Adidas made history Friday as the first college-logo brand to sign the Accord on Fire and Building Safety in Bangladesh, a legally binding contract that will hold the sportswear giant accountable for the safety and labor conditions of the factories it employs in the South Asian nation. The company’s move was hailed a victory by United Students Against Sweatshops, which mobilized demonstrations at more than 30 colleges across the country this week to commemorate the six-month anniversary of the Rana Plaza building collapse outside Dhaka.
Adidas’s announcement is all the more surprising because of its strained relationship with labor-rights activists. Organizations such as the Clean Clothes Campaign, War on Want, Worker Rights Consortium, and even USAS itself have remonstrated the firm in the past for its alleged complicity in the low wages, abysmal conditions, and physical and verbal abuse many overseas garment workers face.

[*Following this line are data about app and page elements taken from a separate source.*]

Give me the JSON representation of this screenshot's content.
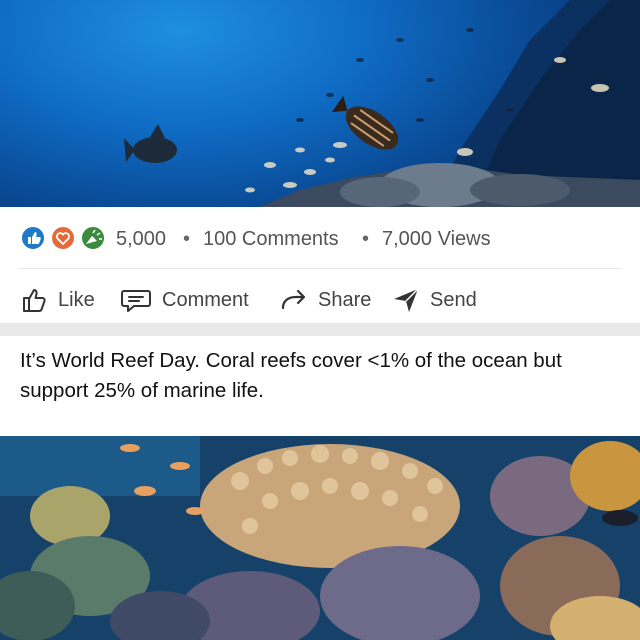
{
  "post": {
    "top_image_alt_icon": "underwater-reef-photo",
    "bottom_image_alt_icon": "coral-reef-photo",
    "reactions": {
      "icons": [
        "thumbs-up-icon",
        "heart-icon",
        "celebrate-icon"
      ],
      "count": "5,000",
      "comments": "100 Comments",
      "views": "7,000 Views",
      "separator": "•"
    },
    "actions": {
      "like": "Like",
      "comment": "Comment",
      "share": "Share",
      "send": "Send"
    },
    "caption": "It’s World Reef Day.  Coral reefs cover <1% of the ocean but support 25% of marine life."
  },
  "colors": {
    "like_blue": "#1f79c7",
    "heart_orange": "#e56a3b",
    "celebrate_green": "#3c8a3e",
    "text_gray": "#555555"
  }
}
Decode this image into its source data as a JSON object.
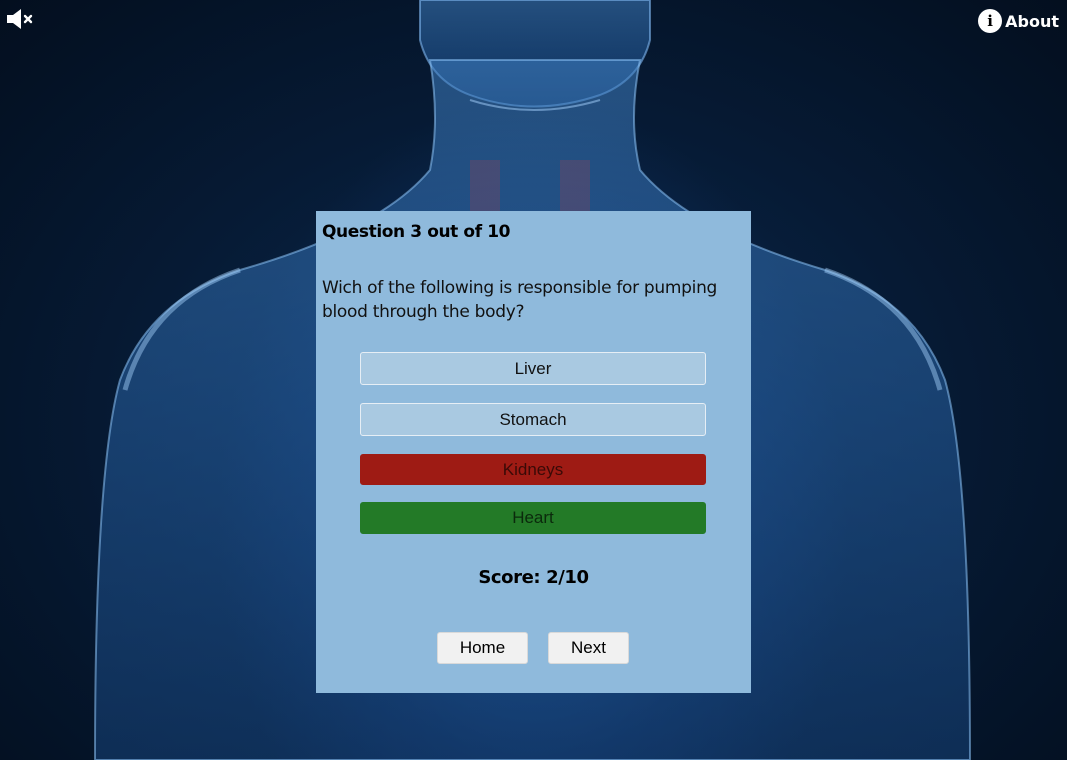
{
  "header": {
    "mute_icon": "speaker-muted-icon",
    "about_icon": "info-icon",
    "about_label": "About"
  },
  "quiz": {
    "question_number": "Question 3 out of 10",
    "question_text": "Wich of the following is responsible for pumping blood through the body?",
    "answers": [
      {
        "label": "Liver",
        "state": "neutral"
      },
      {
        "label": "Stomach",
        "state": "neutral"
      },
      {
        "label": "Kidneys",
        "state": "wrong"
      },
      {
        "label": "Heart",
        "state": "correct"
      }
    ],
    "score": "Score: 2/10",
    "home_label": "Home",
    "next_label": "Next"
  },
  "colors": {
    "panel": "#8fbadc",
    "answer_neutral": "#a9c9e1",
    "answer_wrong": "#9e1b14",
    "answer_correct": "#237a27"
  }
}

Adidas’s announcement is all the more surprising because of its strained relationship with labor-rights activists.
The pledge also comes six months after Adidas agreed to pay $1.8 million in severance to the former employees of the now-defunct PT Kizone factory in Indonesia. USAS protestors led the largest collegiate boycott of a top-three sportswear brand to date, with 17 colleges and universities ending their Adidas contracts during the “Badidas” campaign in February.
“Now that Adidas has signed the accord, all eyes are on VF Corporation, Nike, Top of the World, and other players in the collegiate apparel industry who have shirked responsibility,” USAS says in a statement. “With over 100 brands and retailers signed on to the accord, these brands are running out of excuses.”
Puma was an early adopter of the safety pact, which it signed in June.